New Flu Information for 2017-2018
Getting an annual flu vaccine is the first and best way to protect yourself and your family from the flu. Flu vaccination can reduce flu illnesses, doctors’ visits, and missed work and school due to flu, as well as prevent flu-related hospitalizations. In 2017, a study in Pediatrics was the first of its kind to show that flu vaccination also significantly reduced a child’s risk of dying from influenza. The more people who get vaccinated, the more people will be protected from flu, including older people, very young children, pregnant women, and people with certain long-term health conditions who are more vulnerable to serious flu complications. This page summarizes information for the 2017-2018 flu season.
What’s new this flu season?
A few things are new this season:
- The recommendation to not use the nasal spray flu vaccine (LAIV) was renewed for the 2017-2018 season. Only injectable flu shots are recommended for use again this season.
- Flu vaccines have been updated to better match circulating viruses (the influenza A(H1N1) component was updated).
- Pregnant women may receive any licensed, recommended, and age-appropriate flu vaccine.

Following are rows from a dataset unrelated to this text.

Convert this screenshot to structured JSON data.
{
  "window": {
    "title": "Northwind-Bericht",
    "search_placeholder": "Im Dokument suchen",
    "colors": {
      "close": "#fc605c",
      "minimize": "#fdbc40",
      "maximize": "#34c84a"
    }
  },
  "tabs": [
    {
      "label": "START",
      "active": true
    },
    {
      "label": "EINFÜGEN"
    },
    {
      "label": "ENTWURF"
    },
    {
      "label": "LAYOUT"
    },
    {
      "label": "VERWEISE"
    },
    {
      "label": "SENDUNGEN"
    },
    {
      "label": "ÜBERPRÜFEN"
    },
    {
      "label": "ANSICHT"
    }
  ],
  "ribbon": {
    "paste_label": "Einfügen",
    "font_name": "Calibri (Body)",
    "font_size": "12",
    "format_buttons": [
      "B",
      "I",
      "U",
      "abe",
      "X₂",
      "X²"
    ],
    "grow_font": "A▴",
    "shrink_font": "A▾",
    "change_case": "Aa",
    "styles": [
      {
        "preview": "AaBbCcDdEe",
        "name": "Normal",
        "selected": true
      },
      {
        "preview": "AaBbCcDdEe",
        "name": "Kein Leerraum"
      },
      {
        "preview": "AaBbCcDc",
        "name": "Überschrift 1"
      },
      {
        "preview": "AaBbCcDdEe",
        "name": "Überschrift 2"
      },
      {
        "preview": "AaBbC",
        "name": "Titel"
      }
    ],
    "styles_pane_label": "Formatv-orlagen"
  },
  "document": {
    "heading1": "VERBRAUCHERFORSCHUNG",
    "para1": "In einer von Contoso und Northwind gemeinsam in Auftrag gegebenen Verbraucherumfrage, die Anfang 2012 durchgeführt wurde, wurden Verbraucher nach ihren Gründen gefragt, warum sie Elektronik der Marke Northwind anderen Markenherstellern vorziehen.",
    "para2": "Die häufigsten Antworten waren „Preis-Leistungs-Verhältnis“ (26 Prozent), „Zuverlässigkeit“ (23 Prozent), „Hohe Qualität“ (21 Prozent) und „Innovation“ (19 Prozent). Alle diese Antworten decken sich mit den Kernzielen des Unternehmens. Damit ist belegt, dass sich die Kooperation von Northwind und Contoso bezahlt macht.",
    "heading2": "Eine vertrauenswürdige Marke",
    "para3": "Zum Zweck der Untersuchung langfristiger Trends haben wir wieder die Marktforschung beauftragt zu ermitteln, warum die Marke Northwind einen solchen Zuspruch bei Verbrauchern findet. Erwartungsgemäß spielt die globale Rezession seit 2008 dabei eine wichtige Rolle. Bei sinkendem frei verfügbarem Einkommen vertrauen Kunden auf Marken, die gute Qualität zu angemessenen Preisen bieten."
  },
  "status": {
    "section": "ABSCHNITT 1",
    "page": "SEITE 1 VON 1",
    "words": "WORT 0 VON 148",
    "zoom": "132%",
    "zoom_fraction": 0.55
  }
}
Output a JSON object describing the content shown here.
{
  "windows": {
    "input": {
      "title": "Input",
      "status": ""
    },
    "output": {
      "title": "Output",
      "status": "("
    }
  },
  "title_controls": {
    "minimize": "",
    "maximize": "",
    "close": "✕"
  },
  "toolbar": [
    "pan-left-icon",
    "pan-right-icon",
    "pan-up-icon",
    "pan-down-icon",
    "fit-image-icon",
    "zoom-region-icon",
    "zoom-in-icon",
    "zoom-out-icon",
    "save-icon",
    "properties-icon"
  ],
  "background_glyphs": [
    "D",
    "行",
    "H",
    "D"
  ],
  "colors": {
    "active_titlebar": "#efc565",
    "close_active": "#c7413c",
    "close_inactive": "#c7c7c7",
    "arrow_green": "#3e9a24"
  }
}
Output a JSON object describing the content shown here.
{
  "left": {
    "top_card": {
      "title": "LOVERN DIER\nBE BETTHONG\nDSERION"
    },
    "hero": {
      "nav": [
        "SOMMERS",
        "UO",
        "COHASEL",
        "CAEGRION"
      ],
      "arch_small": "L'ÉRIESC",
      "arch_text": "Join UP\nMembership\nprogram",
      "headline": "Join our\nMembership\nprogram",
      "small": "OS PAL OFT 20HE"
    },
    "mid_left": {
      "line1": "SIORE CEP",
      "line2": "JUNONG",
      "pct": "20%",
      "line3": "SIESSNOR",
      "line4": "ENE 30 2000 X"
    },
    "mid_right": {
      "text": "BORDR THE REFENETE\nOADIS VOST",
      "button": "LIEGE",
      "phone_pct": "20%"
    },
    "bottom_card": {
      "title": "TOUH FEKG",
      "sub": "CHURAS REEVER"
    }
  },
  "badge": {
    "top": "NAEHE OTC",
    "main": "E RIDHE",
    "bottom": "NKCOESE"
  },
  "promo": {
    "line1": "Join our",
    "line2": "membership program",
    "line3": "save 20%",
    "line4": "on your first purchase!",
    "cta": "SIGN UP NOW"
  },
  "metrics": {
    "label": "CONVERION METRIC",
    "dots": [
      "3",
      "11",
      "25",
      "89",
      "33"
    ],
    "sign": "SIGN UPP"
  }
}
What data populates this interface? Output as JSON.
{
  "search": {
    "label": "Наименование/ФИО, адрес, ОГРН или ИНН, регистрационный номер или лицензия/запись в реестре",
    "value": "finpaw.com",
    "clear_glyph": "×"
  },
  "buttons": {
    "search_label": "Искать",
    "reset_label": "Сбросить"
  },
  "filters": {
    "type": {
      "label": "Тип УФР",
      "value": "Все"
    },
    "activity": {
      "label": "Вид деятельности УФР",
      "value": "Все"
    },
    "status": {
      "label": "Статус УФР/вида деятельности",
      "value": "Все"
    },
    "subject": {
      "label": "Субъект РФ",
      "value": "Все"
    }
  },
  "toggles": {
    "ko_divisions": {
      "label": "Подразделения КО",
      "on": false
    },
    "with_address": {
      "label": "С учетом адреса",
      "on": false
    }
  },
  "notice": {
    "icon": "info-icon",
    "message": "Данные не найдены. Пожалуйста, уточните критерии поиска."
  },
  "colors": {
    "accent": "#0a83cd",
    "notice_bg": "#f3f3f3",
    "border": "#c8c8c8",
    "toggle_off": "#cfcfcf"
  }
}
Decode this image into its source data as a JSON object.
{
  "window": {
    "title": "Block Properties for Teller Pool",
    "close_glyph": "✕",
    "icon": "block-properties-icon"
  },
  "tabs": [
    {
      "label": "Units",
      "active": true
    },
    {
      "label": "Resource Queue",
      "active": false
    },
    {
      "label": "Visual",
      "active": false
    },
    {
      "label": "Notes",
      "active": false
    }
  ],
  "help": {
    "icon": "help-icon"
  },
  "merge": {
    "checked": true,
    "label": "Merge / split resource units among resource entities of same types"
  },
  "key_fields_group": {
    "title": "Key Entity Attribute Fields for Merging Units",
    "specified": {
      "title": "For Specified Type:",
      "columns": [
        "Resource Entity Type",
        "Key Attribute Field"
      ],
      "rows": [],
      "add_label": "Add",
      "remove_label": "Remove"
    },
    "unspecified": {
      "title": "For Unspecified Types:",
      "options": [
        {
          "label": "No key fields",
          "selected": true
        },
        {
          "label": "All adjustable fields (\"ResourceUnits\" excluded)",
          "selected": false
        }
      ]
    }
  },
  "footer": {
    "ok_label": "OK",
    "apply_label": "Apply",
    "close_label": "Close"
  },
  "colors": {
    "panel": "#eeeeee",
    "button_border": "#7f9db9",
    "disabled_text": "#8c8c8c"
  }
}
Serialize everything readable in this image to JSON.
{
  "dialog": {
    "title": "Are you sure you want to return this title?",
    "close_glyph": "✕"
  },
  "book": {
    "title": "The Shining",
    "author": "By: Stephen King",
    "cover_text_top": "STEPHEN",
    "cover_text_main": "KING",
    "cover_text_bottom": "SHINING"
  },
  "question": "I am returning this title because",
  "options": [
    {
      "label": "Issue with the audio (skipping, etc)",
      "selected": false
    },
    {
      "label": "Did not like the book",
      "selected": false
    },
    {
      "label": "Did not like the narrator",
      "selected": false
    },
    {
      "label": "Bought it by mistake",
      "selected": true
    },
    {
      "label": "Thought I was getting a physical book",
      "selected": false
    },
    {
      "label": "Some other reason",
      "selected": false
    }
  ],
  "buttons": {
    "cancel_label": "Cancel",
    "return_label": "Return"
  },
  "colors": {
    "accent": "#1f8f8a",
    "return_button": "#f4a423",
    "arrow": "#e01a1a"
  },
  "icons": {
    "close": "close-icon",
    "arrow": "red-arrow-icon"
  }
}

- Two new quadrivalent (four-component) flu vaccines have been licensed: one inactivated influenza vaccine (“Afluria Quadrivalent” IIV) and one recombinant influenza vaccine (“Flublok Qudrivalent” RIV).
- The age recommendation for “Flulaval Quadrivalent” has been changed from 3 years old and older to 6 months and older to be consistent with FDA-approved labeling.
- The trivalent formulation of Afluria is recommended for people 5 years and older (from 9 years and older) in order to match the Food and Drug Administration package insert.